- DIRECTIONS -
Using the listing below, keep only the lines with the word "slider" and copy them.

- SUPPLIED MATERIAL -
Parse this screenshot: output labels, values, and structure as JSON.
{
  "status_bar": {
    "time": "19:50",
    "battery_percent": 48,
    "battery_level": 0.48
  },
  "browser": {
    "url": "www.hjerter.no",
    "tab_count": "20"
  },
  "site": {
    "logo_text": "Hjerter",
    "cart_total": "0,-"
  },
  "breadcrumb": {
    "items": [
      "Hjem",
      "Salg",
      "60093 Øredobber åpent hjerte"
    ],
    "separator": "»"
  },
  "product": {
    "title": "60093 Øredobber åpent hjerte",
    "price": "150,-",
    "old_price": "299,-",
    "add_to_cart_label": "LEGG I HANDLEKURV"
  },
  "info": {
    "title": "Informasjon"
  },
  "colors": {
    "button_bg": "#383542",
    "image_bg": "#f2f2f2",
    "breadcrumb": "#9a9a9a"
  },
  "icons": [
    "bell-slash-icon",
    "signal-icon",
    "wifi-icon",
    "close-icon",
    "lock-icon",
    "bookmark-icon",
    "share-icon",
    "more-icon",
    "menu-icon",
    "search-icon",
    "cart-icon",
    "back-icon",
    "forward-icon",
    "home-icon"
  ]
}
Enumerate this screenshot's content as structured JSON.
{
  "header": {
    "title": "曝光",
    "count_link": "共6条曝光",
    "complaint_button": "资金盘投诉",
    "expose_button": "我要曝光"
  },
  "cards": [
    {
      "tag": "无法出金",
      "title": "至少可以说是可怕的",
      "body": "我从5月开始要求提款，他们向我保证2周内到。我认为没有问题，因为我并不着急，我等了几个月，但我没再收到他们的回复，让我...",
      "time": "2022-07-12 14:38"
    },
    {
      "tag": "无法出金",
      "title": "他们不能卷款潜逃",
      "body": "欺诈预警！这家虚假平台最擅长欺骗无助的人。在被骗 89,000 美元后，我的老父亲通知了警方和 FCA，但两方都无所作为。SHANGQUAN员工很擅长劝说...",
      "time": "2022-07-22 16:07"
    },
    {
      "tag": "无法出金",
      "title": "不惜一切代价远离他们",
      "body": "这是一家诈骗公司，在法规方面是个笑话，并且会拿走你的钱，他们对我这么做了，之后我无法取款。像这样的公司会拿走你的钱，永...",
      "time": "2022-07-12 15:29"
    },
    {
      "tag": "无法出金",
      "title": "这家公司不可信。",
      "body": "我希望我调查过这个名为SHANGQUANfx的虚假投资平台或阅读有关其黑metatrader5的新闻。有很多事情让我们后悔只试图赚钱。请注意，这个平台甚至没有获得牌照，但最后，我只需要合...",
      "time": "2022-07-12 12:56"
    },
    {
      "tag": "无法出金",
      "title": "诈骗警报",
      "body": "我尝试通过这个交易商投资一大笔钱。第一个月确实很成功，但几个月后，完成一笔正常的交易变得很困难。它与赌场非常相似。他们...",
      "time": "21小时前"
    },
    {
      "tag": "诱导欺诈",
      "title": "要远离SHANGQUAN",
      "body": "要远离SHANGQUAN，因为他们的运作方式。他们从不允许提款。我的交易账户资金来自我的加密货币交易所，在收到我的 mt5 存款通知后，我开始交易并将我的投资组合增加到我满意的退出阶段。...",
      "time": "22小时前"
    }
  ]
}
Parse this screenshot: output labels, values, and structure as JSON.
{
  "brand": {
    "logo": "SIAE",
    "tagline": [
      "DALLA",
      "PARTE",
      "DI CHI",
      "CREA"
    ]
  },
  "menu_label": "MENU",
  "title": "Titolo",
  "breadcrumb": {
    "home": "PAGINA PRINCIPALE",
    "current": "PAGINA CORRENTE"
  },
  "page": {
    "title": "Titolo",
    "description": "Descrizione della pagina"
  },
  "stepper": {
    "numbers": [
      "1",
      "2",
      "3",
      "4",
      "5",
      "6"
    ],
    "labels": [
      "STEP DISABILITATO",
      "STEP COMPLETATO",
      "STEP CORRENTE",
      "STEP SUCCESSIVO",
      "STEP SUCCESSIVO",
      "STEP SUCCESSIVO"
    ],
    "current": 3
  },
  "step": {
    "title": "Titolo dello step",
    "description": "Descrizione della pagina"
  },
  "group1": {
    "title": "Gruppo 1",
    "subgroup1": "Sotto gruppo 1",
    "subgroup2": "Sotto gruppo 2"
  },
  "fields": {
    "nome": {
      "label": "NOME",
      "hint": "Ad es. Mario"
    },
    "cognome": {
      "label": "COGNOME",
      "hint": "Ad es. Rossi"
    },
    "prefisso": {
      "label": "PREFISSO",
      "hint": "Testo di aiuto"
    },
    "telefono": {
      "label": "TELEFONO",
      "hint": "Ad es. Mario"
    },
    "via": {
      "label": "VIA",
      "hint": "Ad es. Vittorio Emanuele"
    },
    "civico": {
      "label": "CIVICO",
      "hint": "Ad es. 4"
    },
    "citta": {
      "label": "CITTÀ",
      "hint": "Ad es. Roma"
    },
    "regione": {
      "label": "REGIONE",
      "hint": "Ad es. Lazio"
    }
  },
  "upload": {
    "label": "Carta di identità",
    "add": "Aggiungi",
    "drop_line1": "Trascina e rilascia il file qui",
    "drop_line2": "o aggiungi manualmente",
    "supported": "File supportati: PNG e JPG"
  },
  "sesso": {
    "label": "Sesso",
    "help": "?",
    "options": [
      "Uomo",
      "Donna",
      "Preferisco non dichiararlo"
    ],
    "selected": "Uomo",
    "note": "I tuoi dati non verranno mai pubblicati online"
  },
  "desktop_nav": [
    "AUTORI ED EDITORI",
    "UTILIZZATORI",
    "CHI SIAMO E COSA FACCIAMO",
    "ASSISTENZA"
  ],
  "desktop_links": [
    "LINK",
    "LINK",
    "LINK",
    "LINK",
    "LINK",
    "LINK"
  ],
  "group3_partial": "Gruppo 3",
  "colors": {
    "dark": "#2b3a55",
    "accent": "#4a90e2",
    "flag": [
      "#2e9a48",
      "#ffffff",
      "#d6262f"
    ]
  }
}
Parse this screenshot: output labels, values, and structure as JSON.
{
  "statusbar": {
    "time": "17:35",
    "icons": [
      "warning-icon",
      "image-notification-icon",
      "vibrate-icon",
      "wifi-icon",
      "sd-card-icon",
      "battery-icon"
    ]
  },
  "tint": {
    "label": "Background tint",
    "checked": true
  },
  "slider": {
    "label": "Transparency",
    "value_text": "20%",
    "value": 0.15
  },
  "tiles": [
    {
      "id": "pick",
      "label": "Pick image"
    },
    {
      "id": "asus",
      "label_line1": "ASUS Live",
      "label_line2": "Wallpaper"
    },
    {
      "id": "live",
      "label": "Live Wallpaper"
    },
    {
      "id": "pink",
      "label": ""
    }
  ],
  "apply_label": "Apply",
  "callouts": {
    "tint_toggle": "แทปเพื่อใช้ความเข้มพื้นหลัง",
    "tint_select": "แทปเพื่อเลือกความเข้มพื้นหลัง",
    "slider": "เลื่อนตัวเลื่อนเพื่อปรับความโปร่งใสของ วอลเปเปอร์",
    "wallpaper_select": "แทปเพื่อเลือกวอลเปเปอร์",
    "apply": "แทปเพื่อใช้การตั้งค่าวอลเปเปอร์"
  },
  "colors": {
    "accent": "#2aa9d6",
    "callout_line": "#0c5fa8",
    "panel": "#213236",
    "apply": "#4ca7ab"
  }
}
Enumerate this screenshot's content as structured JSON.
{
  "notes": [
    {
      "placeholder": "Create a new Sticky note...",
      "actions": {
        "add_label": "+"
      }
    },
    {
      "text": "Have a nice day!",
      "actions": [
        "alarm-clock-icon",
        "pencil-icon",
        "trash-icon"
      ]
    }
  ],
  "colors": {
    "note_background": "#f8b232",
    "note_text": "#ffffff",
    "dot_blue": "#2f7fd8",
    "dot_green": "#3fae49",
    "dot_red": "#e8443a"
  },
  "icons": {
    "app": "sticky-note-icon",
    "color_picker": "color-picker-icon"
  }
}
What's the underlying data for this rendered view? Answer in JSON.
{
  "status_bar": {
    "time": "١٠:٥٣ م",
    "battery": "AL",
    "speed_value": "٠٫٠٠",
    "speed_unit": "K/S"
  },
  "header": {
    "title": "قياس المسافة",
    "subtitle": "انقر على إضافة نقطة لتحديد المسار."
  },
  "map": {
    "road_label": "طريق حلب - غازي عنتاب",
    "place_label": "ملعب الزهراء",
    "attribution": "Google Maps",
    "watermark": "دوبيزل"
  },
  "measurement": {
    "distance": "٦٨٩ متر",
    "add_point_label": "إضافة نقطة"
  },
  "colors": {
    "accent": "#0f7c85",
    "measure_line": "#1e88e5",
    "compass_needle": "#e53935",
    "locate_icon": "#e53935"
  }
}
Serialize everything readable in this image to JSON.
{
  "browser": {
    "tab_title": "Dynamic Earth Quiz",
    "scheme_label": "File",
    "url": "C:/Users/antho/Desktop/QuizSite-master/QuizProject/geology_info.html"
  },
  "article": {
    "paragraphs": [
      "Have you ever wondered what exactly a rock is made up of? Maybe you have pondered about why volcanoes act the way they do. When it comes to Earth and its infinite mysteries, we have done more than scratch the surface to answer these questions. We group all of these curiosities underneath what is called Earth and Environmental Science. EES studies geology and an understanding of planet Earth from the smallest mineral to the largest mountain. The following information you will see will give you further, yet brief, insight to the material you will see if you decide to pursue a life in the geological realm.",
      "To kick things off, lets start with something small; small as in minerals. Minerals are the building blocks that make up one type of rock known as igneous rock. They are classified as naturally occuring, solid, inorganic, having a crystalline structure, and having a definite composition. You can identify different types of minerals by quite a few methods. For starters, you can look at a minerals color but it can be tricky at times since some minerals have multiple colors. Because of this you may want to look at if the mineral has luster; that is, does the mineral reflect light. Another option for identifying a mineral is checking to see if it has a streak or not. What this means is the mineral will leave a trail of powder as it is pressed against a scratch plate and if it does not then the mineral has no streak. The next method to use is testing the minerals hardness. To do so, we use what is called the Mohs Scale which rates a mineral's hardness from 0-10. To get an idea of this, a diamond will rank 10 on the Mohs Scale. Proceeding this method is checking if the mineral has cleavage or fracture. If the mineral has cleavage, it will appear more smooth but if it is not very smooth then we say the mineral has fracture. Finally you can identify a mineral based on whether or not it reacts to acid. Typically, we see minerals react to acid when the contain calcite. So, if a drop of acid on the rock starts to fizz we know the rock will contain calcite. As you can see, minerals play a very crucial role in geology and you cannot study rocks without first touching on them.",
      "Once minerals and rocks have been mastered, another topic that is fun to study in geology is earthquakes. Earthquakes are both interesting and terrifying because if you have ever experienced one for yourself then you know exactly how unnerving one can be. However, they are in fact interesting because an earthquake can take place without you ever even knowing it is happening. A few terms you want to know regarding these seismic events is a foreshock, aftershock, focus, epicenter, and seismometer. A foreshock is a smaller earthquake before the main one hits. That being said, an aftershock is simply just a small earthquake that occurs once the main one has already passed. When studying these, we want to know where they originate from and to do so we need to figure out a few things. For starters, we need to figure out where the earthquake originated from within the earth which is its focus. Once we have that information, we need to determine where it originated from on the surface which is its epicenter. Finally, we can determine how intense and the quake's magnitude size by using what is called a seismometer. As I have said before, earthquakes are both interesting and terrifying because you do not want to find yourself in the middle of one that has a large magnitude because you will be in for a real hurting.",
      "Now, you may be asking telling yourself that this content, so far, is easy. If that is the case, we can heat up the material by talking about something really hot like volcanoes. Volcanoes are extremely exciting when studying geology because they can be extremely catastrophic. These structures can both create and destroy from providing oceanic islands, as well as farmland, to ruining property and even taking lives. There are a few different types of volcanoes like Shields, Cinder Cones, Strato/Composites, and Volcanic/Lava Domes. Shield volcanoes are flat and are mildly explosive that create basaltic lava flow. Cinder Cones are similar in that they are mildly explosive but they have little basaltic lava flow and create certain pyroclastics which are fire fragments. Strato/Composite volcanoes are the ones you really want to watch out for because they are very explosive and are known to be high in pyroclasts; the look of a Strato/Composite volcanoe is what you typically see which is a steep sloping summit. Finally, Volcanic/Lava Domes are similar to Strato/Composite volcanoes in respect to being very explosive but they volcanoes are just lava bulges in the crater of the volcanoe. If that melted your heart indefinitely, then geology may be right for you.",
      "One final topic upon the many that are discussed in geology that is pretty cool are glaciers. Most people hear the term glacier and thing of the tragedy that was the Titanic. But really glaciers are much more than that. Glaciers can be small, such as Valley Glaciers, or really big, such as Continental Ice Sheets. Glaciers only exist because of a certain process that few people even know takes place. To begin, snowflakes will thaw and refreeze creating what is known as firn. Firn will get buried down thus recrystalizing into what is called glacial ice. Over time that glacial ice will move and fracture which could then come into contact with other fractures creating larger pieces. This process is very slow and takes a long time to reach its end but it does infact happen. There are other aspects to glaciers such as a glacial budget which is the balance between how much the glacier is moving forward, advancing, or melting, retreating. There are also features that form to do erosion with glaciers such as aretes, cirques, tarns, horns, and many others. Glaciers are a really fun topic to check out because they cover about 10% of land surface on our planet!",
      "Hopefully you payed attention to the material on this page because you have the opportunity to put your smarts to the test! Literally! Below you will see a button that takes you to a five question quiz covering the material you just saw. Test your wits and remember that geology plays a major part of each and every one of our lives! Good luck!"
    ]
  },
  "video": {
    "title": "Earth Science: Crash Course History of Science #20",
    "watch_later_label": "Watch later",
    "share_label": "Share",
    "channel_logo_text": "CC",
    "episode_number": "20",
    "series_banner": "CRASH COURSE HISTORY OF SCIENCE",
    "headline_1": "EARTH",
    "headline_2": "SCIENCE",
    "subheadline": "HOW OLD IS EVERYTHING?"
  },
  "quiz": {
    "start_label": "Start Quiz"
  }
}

- TASK SOLUTION -
  "slider": {
    "slider": "เลื่อนตัวเลื่อนเพื่อปรับความโปร่งใสของ วอลเปเปอร์",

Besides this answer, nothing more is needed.